> _TASK PROMPT_:
Report every line of the data that includes "クエリと接続".

> _MATERIAL SHOWN_:
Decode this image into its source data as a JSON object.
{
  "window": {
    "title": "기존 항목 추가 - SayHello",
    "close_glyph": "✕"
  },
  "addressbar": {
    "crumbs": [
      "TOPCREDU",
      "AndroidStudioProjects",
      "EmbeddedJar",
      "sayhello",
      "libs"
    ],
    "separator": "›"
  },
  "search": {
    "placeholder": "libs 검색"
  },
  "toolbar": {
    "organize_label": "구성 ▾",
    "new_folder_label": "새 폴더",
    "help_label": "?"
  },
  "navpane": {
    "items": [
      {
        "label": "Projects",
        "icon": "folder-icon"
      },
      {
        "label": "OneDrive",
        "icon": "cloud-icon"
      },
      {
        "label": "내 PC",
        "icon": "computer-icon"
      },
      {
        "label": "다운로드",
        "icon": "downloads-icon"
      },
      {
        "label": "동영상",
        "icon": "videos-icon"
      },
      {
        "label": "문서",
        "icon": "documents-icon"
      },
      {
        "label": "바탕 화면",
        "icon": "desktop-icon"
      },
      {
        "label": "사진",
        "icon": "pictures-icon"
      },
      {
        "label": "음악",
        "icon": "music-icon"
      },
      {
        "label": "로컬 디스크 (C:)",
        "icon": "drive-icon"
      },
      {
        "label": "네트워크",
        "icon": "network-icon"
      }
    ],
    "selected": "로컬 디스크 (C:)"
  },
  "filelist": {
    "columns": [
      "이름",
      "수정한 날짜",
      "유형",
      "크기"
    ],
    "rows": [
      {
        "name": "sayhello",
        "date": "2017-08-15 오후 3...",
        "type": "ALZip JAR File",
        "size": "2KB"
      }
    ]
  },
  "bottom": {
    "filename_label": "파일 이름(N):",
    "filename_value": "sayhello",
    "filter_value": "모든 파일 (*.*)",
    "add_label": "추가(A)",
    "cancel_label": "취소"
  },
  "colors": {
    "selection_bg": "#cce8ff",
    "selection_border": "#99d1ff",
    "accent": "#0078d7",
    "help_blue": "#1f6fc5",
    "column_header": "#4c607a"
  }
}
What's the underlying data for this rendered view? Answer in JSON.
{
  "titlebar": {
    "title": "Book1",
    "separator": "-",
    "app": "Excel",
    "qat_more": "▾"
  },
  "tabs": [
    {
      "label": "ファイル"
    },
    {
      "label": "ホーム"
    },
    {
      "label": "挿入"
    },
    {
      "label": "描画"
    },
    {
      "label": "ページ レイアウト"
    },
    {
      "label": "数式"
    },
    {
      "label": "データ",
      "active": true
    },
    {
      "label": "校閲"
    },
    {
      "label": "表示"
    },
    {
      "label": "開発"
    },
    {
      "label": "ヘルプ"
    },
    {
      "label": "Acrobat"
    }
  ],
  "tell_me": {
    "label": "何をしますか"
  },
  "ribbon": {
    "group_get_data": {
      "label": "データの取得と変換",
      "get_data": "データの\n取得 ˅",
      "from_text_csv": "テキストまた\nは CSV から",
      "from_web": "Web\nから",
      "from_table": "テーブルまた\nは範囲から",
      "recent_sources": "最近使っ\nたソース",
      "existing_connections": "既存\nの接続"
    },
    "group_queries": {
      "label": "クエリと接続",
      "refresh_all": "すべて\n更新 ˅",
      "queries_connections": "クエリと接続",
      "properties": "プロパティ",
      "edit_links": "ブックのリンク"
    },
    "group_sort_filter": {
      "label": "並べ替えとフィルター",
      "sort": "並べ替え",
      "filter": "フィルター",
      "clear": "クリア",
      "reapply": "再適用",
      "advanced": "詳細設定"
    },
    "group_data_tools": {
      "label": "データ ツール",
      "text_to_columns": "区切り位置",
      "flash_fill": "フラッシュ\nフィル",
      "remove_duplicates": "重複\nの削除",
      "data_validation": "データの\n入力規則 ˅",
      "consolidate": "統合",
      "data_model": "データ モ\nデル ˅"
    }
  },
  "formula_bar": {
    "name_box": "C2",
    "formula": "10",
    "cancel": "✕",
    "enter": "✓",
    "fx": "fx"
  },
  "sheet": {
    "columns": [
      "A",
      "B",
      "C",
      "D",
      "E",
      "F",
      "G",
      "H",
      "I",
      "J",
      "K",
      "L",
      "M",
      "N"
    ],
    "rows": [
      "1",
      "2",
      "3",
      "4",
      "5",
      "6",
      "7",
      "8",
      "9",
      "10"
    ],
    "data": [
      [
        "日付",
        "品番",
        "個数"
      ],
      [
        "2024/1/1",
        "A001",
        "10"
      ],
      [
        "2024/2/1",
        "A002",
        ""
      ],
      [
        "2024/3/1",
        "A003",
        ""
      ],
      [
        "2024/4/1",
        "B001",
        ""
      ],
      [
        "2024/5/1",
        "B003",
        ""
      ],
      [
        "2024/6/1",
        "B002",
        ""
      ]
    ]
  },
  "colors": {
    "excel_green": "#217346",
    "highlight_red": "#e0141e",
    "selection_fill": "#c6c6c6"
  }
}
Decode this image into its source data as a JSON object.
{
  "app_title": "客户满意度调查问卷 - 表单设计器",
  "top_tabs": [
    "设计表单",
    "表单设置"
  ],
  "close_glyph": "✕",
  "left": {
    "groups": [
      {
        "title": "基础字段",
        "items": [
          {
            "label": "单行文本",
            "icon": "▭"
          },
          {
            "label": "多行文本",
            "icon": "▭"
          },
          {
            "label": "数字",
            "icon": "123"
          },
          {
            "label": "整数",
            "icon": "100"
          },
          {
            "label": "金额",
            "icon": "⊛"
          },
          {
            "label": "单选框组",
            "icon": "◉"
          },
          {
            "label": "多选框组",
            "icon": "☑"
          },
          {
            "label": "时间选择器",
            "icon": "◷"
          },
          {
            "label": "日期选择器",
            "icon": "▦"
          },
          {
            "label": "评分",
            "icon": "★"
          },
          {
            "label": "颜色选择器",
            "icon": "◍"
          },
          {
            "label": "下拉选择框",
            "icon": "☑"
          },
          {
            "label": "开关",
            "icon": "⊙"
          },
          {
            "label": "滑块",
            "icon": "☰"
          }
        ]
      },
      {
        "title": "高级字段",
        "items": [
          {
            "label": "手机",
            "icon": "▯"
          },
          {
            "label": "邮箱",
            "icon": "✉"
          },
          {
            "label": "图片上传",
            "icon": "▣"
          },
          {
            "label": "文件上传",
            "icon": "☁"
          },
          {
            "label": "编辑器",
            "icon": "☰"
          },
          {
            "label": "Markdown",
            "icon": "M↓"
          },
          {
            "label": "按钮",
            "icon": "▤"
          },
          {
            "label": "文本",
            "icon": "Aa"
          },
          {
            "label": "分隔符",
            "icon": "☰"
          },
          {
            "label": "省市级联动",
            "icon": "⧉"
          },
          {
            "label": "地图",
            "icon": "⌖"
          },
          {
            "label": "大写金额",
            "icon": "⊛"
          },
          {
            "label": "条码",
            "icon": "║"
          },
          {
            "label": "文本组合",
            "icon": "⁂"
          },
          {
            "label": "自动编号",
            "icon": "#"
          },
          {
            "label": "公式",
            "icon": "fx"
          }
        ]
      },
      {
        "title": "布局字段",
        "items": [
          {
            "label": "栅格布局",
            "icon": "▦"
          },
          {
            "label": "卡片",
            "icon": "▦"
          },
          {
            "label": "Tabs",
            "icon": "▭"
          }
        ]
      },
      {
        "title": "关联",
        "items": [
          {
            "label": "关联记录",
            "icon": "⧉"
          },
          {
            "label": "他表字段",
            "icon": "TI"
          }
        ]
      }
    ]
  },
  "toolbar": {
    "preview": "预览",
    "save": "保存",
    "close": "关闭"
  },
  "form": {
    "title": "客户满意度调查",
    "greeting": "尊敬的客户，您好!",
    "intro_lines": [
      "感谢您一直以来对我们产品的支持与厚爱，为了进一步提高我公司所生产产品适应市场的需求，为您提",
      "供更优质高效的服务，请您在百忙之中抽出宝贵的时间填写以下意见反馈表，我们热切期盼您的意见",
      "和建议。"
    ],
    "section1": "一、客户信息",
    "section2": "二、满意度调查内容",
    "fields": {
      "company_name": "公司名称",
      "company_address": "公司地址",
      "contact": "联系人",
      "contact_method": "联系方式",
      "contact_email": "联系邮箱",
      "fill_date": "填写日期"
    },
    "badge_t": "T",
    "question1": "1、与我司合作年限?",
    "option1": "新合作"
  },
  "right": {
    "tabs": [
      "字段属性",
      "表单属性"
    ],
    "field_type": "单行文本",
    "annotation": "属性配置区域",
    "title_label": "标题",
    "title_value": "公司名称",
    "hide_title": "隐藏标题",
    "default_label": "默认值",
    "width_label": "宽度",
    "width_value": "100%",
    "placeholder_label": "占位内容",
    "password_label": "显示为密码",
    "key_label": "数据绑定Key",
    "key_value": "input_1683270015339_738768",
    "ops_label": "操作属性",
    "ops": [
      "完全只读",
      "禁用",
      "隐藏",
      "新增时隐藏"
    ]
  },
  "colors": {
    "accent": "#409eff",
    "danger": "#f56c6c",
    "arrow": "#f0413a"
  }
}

> _WRITTEN ANSWER_:
      "label": "クエリと接続",
      "queries_connections": "クエリと接続",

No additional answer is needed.